    He is familiar with the labor situation and can’t see how you derive satisfaction from working as you do against budgets that you cannot control, and with labor demands mounting, and the responsibility of spending 3 to 4 million dollars that have to earn 5½ to 6 millions before there is a profit.
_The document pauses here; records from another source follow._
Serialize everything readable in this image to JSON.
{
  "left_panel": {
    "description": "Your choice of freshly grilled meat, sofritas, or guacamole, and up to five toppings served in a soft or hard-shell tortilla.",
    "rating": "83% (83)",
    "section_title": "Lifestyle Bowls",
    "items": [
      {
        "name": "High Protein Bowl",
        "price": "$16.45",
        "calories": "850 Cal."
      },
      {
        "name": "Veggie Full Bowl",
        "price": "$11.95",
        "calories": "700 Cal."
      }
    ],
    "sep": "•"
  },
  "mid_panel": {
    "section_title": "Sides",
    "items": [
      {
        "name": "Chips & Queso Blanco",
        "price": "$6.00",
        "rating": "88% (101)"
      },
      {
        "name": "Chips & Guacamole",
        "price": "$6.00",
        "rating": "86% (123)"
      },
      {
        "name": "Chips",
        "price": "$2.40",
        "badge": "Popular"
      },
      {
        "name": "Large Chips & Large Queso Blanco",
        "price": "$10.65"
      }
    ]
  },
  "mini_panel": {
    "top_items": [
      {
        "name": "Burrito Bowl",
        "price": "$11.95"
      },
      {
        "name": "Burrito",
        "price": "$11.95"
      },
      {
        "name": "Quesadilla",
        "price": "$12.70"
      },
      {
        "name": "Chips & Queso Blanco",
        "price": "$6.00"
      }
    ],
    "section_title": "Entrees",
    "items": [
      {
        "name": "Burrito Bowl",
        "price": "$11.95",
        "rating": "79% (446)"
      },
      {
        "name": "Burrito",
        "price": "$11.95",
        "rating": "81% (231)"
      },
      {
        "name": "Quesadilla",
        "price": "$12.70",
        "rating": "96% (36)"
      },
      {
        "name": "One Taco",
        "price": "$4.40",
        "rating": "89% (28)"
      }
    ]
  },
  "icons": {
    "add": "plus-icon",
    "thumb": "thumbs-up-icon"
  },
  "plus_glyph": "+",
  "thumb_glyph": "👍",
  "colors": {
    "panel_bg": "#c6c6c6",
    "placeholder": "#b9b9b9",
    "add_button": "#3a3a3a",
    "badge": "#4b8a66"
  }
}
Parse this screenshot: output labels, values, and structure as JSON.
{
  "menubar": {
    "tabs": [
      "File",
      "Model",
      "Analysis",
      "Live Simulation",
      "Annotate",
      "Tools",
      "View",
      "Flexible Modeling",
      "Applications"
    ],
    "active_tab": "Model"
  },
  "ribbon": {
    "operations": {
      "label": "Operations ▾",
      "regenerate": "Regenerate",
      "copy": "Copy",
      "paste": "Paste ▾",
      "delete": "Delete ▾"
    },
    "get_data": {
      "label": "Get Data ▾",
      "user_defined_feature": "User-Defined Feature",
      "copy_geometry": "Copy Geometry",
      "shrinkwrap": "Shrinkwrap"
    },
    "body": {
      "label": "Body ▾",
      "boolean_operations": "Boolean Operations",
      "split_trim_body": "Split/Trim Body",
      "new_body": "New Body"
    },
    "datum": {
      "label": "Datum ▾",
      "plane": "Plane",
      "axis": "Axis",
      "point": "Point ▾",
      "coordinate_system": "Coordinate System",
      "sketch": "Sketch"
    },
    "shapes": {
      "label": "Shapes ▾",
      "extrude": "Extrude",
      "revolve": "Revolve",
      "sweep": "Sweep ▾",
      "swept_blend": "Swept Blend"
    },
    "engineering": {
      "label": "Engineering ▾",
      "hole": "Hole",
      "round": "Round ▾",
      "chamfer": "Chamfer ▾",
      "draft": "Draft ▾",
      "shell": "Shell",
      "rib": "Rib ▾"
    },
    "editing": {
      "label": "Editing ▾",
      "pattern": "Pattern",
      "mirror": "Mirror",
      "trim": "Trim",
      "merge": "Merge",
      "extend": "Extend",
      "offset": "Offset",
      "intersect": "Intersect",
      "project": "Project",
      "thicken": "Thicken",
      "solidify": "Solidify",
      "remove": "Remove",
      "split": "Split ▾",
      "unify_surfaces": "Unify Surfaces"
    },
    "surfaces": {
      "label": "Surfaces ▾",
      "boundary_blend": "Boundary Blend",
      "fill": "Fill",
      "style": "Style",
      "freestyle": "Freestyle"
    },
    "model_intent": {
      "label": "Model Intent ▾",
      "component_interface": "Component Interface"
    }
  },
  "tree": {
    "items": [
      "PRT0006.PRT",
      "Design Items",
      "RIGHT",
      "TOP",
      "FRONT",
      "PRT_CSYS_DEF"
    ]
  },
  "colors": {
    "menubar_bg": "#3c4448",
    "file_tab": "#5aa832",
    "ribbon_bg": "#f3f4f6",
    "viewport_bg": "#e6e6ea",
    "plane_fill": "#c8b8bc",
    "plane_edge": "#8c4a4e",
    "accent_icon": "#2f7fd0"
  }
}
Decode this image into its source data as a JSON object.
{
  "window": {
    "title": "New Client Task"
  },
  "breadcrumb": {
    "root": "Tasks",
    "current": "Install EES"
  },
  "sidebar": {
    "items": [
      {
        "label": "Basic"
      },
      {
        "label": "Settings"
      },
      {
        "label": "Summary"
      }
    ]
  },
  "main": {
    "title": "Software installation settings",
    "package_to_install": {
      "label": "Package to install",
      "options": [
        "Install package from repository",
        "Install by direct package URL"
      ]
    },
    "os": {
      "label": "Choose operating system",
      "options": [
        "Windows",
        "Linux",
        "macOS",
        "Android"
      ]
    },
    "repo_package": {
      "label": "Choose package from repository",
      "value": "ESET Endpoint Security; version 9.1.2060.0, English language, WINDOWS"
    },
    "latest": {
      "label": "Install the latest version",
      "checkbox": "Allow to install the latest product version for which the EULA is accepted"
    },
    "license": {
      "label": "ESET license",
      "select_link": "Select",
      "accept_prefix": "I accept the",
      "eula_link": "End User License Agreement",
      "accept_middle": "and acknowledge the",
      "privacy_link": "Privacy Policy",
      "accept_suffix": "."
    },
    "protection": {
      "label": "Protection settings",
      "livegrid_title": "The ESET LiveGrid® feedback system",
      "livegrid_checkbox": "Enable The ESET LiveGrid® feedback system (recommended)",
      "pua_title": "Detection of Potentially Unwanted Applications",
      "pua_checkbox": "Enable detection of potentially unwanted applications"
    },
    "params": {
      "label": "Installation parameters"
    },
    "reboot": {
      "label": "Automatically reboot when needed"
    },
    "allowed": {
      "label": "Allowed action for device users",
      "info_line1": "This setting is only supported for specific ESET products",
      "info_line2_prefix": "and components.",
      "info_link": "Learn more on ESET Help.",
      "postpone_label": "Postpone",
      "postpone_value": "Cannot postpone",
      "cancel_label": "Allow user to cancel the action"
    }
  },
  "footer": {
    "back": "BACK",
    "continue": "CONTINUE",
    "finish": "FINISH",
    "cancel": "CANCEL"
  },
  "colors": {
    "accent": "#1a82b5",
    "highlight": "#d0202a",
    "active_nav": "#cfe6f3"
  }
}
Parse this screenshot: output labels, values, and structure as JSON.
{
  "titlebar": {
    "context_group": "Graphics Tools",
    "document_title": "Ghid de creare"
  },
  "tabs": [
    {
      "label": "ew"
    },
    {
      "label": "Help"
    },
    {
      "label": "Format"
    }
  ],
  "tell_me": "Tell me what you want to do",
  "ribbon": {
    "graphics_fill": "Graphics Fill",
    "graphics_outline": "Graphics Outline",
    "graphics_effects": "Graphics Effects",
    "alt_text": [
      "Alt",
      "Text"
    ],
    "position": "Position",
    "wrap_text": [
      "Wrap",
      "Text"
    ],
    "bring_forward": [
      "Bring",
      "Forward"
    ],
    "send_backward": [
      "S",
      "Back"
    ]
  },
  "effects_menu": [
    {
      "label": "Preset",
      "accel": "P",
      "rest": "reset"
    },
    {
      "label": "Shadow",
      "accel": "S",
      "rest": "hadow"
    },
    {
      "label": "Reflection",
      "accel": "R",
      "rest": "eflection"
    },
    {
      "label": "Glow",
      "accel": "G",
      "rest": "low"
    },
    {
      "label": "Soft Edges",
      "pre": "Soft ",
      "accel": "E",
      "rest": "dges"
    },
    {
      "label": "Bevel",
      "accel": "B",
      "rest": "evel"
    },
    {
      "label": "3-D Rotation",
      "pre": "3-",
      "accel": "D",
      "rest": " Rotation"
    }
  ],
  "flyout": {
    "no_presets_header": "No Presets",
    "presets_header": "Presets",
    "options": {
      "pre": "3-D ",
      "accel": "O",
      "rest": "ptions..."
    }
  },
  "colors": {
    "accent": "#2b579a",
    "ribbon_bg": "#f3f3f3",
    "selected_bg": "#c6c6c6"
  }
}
He says the labor situation may put Disney...

  77. 70 The Ten Commandments
    (pp. 351-364)

    So reads Cecil B. DeMille’s on-screen credit inThe Ten Commandments.In his filmed introduction he says, “Our intention was not to create a story, but to be worthy of the Divinely inspired story created three thousand years ago—the five Books of Moses.” Titles proclaim the film is based on the Holy Scriptures, the Midrash, and works by Philo, Josephus, and Eusebius, historians who, DeMille tells the audience, “had access to documents long since destroyed—or perhaps lost—like the Dead Sea Scrolls.”¹ But more recent works were consulted as well:Prince of Egypt(1949) by Dorothy Clark Wilson,...

  78. Appendices

    • Appendix A DeMille Pictures, Inc., Costs and Grosses
      (pp. 365-368)
    • Appendix B Other Cecil B. DeMille Film Credits
      (pp. 369-370)
    • Appendix C Unrealized Projects
      (pp. 371-372)
    • Appendix D Film Appearances by Cecil B. DeMille
      (pp. 373-376)
  79. Notes
    (pp. 377-404)
  80. Bibliography
    (pp. 405-406)
  81. Index
    (pp. 407-431)